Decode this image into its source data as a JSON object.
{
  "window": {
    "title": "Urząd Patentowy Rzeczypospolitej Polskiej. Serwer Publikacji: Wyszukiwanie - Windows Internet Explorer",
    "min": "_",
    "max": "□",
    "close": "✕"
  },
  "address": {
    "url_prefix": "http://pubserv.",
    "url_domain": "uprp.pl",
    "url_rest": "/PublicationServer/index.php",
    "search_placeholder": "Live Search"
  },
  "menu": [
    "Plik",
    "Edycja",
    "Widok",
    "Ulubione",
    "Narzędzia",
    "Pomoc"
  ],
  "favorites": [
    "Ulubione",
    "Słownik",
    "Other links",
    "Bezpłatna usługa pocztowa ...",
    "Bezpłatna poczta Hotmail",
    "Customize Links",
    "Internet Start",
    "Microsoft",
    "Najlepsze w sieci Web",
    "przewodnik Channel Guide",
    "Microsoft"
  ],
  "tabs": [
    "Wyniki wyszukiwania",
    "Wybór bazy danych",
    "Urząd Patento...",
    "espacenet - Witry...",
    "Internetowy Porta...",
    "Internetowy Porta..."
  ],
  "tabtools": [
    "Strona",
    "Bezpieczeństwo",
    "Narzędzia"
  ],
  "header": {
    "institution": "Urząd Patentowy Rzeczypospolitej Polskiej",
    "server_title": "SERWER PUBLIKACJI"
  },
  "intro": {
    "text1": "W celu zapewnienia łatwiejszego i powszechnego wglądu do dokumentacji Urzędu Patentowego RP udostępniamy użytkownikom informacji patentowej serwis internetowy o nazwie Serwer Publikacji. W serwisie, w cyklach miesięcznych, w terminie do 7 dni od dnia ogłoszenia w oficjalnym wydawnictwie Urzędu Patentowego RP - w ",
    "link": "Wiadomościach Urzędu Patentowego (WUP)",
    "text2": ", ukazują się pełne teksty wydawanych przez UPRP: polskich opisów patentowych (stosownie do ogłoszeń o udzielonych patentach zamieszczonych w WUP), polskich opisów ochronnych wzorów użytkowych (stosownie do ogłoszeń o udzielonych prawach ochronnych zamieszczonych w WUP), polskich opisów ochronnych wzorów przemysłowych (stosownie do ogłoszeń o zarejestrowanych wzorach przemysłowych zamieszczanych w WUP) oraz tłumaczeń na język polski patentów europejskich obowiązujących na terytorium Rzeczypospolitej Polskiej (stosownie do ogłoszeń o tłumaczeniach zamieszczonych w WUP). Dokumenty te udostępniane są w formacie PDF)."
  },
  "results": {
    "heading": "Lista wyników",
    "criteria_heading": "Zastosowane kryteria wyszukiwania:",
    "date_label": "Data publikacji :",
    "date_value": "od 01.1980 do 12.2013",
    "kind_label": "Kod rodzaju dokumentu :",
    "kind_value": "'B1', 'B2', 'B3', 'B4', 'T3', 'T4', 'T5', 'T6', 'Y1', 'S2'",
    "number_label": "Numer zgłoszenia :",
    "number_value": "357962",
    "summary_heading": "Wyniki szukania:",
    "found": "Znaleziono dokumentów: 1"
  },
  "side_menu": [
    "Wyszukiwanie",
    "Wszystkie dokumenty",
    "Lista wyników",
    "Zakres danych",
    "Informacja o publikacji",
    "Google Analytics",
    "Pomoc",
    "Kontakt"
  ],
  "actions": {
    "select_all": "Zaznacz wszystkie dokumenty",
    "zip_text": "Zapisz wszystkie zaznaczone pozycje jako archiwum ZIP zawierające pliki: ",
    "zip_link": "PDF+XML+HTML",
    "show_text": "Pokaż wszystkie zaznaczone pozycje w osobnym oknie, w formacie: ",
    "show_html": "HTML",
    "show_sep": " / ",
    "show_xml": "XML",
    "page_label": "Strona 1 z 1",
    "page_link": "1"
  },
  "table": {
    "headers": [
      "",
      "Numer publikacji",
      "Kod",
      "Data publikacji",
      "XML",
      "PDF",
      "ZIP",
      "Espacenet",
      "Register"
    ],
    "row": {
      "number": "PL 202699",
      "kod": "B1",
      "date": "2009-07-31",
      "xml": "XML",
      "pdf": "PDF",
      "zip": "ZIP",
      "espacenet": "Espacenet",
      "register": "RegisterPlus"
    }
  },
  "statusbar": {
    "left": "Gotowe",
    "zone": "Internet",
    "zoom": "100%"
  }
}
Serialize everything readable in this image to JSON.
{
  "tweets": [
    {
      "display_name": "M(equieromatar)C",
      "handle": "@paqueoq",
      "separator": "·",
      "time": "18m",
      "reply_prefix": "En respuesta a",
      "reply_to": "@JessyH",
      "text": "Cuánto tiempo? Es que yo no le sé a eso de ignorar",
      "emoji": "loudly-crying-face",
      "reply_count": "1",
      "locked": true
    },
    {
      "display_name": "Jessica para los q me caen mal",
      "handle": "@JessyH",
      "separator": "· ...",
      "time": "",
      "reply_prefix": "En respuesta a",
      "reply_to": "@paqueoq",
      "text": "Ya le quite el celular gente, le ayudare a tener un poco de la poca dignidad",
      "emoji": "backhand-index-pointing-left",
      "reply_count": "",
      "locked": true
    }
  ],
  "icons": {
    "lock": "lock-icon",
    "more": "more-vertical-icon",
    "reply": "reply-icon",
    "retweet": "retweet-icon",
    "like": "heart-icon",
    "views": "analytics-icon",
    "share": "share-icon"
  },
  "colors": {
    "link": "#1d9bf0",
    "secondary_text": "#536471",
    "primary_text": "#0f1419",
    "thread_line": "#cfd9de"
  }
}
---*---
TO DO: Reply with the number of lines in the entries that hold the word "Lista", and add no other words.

RESULT: 2